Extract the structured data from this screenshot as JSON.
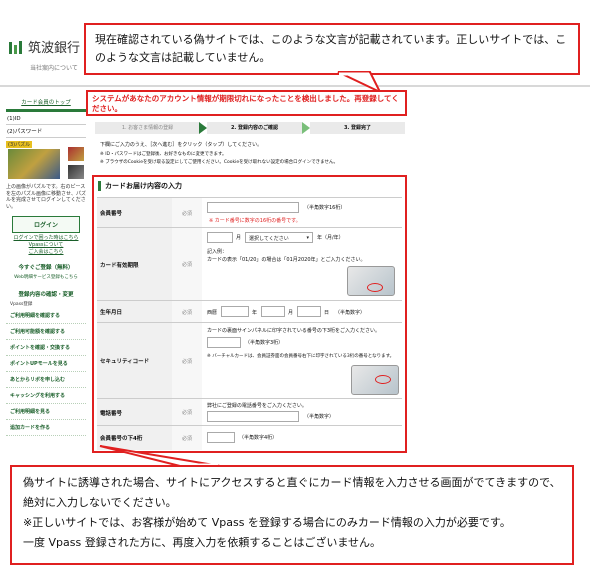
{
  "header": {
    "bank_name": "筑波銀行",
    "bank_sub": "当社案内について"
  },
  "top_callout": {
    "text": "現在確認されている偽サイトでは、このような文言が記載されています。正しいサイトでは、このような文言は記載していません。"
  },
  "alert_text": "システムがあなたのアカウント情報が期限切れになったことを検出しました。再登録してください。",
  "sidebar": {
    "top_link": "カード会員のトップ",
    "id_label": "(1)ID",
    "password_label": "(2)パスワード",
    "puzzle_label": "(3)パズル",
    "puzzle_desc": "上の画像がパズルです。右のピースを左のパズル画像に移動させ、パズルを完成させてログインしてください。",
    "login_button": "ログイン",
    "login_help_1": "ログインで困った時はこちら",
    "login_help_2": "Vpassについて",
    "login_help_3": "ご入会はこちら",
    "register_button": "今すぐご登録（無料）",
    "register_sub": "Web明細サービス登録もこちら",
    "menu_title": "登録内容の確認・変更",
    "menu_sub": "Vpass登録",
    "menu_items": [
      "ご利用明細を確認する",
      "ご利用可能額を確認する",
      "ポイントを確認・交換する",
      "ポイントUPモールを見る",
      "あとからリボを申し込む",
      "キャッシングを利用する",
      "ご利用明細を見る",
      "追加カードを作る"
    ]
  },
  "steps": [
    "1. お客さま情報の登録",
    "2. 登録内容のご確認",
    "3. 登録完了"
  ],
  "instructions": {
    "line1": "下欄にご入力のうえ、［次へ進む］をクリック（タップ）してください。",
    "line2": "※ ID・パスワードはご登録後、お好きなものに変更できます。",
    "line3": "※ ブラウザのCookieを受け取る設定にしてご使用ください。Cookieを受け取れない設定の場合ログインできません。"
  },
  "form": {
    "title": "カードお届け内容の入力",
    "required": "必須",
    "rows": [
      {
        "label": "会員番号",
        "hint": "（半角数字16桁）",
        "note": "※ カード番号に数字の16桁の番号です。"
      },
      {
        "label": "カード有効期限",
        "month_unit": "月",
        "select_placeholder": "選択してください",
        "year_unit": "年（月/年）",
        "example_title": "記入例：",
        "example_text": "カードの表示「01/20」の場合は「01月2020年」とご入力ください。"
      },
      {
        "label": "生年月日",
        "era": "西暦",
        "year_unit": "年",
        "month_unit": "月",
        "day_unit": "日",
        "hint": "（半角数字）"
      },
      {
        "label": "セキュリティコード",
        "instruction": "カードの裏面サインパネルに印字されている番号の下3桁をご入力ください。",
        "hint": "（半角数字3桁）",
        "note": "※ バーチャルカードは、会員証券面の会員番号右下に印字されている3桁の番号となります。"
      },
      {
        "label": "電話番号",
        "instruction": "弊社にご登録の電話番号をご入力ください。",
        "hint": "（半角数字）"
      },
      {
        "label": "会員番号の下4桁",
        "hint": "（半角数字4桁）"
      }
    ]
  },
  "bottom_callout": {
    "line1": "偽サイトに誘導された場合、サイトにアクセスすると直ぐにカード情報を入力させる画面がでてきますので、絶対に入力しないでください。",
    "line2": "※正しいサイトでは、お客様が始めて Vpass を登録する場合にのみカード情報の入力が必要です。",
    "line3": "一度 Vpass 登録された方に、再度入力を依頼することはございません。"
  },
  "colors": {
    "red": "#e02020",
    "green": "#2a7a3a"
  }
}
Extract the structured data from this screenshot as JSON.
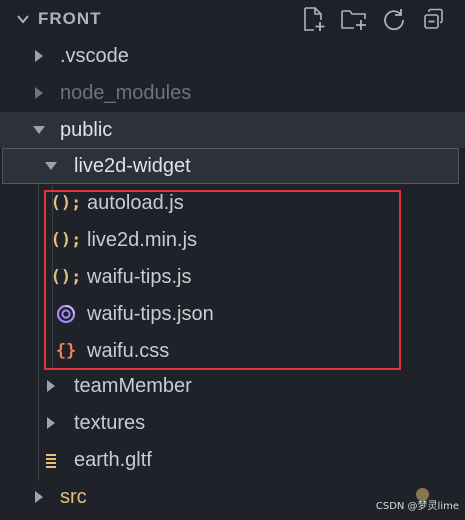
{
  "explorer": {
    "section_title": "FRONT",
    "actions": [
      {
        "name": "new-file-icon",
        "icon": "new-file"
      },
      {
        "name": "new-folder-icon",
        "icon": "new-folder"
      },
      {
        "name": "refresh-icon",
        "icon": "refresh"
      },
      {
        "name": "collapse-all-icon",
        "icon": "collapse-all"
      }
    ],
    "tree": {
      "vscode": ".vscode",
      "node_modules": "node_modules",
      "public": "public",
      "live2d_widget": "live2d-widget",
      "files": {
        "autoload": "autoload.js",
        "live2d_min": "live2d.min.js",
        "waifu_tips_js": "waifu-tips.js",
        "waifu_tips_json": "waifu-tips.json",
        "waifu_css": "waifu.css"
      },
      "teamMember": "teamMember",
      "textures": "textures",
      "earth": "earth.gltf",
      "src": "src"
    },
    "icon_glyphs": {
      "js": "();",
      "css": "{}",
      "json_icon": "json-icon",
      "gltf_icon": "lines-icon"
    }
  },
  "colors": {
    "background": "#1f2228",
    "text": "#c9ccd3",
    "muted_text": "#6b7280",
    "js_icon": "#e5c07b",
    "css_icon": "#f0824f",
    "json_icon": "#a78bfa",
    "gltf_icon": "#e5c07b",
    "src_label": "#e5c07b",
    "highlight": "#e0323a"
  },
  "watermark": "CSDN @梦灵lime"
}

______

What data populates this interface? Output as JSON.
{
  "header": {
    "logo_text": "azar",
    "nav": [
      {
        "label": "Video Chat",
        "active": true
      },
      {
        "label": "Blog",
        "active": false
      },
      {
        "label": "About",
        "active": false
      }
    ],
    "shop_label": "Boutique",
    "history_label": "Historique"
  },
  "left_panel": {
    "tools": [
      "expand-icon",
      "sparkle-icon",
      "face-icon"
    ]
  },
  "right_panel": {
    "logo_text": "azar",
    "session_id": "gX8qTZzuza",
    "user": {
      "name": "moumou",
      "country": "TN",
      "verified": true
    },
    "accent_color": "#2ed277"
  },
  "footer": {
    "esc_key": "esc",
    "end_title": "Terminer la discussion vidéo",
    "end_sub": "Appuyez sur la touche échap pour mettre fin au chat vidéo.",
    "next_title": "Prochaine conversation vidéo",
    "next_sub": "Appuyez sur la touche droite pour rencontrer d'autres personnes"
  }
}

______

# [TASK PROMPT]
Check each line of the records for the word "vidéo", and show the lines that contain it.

# [SOLUTION FOR THIS EXERCISE]
    "end_title": "Terminer la discussion vidéo",
    "end_sub": "Appuyez sur la touche échap pour mettre fin au chat vidéo.",
    "next_title": "Prochaine conversation vidéo",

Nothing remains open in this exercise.